Task item
Wherever a line in the material contains the word "bottom", copy that line.

*** Begin section ***

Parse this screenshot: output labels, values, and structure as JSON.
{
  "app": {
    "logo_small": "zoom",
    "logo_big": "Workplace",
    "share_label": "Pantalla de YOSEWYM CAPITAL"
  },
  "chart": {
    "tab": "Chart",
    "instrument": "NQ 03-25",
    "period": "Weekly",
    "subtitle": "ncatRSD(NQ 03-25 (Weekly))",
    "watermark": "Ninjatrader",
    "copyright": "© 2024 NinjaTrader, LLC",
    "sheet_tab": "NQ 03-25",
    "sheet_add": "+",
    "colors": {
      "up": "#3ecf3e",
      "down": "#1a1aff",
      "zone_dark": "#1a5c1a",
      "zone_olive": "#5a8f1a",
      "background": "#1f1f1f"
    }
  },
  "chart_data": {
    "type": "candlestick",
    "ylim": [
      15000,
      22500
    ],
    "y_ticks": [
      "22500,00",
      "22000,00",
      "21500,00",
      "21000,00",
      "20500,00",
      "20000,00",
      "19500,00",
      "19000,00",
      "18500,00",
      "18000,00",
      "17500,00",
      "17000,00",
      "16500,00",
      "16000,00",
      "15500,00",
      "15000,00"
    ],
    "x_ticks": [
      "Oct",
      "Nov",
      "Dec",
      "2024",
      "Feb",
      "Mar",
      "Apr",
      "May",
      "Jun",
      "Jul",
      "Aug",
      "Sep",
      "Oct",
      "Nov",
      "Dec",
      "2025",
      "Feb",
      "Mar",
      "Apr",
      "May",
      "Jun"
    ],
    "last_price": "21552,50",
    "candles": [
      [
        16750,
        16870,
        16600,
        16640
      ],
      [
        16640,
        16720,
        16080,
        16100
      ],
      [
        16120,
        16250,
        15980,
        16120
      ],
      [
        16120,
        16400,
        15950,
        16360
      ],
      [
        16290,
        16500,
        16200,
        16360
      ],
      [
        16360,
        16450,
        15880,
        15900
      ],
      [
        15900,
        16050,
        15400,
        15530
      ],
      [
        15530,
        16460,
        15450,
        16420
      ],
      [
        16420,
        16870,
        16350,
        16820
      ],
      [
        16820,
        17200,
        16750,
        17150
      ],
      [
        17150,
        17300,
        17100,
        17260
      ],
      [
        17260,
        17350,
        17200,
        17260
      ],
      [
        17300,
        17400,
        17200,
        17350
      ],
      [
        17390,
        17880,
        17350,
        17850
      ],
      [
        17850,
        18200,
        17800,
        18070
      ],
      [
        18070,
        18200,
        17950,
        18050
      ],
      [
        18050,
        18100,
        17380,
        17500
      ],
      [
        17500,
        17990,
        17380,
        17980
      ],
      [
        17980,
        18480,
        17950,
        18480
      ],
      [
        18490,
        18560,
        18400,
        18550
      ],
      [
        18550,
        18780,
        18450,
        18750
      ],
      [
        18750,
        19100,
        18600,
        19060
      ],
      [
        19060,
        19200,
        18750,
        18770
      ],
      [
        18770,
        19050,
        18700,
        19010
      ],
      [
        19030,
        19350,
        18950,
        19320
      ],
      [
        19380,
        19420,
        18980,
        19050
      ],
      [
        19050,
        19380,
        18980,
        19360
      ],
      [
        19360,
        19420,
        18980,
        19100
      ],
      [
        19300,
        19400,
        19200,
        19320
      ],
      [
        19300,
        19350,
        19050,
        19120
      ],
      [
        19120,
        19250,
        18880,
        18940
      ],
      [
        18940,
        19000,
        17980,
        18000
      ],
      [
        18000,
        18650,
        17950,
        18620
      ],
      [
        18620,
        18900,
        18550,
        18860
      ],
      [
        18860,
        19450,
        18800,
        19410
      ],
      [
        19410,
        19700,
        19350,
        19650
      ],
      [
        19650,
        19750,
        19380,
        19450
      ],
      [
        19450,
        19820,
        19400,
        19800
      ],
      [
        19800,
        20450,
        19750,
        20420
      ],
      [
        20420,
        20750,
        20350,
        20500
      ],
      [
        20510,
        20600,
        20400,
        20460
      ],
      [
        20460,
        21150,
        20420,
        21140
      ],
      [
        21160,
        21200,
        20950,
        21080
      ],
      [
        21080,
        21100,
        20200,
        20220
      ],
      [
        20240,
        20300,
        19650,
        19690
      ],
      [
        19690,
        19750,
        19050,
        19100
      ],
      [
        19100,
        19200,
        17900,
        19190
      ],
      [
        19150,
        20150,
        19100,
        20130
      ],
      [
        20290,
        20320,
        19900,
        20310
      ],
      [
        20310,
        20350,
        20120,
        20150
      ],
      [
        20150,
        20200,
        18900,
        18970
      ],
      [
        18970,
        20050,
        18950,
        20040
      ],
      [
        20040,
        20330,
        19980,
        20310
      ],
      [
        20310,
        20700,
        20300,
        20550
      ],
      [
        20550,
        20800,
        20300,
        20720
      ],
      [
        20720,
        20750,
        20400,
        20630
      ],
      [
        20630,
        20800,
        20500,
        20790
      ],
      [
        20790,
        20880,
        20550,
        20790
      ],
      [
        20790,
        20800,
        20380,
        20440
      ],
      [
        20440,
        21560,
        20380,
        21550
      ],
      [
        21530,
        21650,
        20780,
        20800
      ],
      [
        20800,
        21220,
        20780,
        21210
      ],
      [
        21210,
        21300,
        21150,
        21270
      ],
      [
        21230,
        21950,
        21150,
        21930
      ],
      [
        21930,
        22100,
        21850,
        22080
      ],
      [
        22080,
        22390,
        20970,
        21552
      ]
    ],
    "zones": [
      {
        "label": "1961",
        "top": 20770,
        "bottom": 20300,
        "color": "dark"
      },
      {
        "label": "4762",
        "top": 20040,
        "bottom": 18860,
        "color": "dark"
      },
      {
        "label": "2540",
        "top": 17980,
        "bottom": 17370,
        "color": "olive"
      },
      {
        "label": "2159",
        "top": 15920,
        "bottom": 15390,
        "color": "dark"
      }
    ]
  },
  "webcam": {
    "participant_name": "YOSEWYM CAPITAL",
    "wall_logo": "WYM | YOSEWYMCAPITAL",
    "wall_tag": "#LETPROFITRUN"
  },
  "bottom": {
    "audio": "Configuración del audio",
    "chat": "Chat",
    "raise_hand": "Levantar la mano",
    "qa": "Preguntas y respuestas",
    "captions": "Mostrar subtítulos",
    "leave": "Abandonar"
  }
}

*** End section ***

Reply
        "bottom": 20300,
        "bottom": 18860,
        "bottom": 17370,
        "bottom": 15390,
  "bottom": {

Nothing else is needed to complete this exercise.